• [WORK INSTRUCTION] Could you copy the lines below exactly, leaving none out?

• [Stored records]
====

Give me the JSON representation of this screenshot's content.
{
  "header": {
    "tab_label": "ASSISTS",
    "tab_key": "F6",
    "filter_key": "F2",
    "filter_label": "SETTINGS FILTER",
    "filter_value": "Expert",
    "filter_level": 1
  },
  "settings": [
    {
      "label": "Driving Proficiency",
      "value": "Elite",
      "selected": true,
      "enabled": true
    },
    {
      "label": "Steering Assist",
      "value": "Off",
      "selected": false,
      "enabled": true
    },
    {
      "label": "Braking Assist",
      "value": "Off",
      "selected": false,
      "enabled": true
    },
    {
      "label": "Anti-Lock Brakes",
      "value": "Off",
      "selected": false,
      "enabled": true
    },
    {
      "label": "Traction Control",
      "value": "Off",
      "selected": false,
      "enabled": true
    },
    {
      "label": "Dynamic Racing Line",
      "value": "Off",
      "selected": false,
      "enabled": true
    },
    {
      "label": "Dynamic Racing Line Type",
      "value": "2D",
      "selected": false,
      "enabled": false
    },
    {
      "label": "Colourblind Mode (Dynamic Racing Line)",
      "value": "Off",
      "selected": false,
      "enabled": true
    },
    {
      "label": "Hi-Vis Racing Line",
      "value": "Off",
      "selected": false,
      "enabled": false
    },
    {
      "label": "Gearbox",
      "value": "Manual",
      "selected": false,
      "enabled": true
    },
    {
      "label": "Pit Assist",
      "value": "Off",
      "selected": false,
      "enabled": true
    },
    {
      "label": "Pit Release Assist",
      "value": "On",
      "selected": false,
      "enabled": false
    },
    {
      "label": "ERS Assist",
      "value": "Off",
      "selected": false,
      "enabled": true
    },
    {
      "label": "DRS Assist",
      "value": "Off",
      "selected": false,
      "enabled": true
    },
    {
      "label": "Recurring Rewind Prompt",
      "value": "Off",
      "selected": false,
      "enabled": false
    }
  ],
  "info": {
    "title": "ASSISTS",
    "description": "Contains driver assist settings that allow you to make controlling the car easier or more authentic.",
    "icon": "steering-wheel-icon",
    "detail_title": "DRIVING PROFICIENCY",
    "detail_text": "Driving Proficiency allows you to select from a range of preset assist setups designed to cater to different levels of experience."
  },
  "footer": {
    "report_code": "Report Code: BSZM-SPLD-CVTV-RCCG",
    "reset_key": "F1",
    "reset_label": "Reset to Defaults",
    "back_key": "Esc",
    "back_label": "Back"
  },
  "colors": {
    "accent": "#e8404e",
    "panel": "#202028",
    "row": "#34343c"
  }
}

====

• [REPLY TO THE TASK]
Give me the JSON representation of this screenshot's content.
{
  "header": {
    "tab_label": "ASSISTS",
    "tab_key": "F6",
    "filter_key": "F2",
    "filter_label": "SETTINGS FILTER",
    "filter_value": "Expert",
    "filter_level": 1
  },
  "settings": [
    {
      "label": "Driving Proficiency",
      "value": "Elite",
      "selected": true,
      "enabled": true
    },
    {
      "label": "Steering Assist",
      "value": "Off",
      "selected": false,
      "enabled": true
    },
    {
      "label": "Braking Assist",
      "value": "Off",
      "selected": false,
      "enabled": true
    },
    {
      "label": "Anti-Lock Brakes",
      "value": "Off",
      "selected": false,
      "enabled": true
    },
    {
      "label": "Traction Control",
      "value": "Off",
      "selected": false,
      "enabled": true
    },
    {
      "label": "Dynamic Racing Line",
      "value": "Off",
      "selected": false,
      "enabled": true
    },
    {
      "label": "Dynamic Racing Line Type",
      "value": "2D",
      "selected": false,
      "enabled": false
    },
    {
      "label": "Colourblind Mode (Dynamic Racing Line)",
      "value": "Off",
      "selected": false,
      "enabled": true
    },
    {
      "label": "Hi-Vis Racing Line",
      "value": "Off",
      "selected": false,
      "enabled": false
    },
    {
      "label": "Gearbox",
      "value": "Manual",
      "selected": false,
      "enabled": true
    },
    {
      "label": "Pit Assist",
      "value": "Off",
      "selected": false,
      "enabled": true
    },
    {
      "label": "Pit Release Assist",
      "value": "On",
      "selected": false,
      "enabled": false
    },
    {
      "label": "ERS Assist",
      "value": "Off",
      "selected": false,
      "enabled": true
    },
    {
      "label": "DRS Assist",
      "value": "Off",
      "selected": false,
      "enabled": true
    },
    {
      "label": "Recurring Rewind Prompt",
      "value": "Off",
      "selected": false,
      "enabled": false
    }
  ],
  "info": {
    "title": "ASSISTS",
    "description": "Contains driver assist settings that allow you to make controlling the car easier or more authentic.",
    "icon": "steering-wheel-icon",
    "detail_title": "DRIVING PROFICIENCY",
    "detail_text": "Driving Proficiency allows you to select from a range of preset assist setups designed to cater to different levels of experience."
  },
  "footer": {
    "report_code": "Report Code: BSZM-SPLD-CVTV-RCCG",
    "reset_key": "F1",
    "reset_label": "Reset to Defaults",
    "back_key": "Esc",
    "back_label": "Back"
  },
  "colors": {
    "accent": "#e8404e",
    "panel": "#202028",
    "row": "#34343c"
  }
}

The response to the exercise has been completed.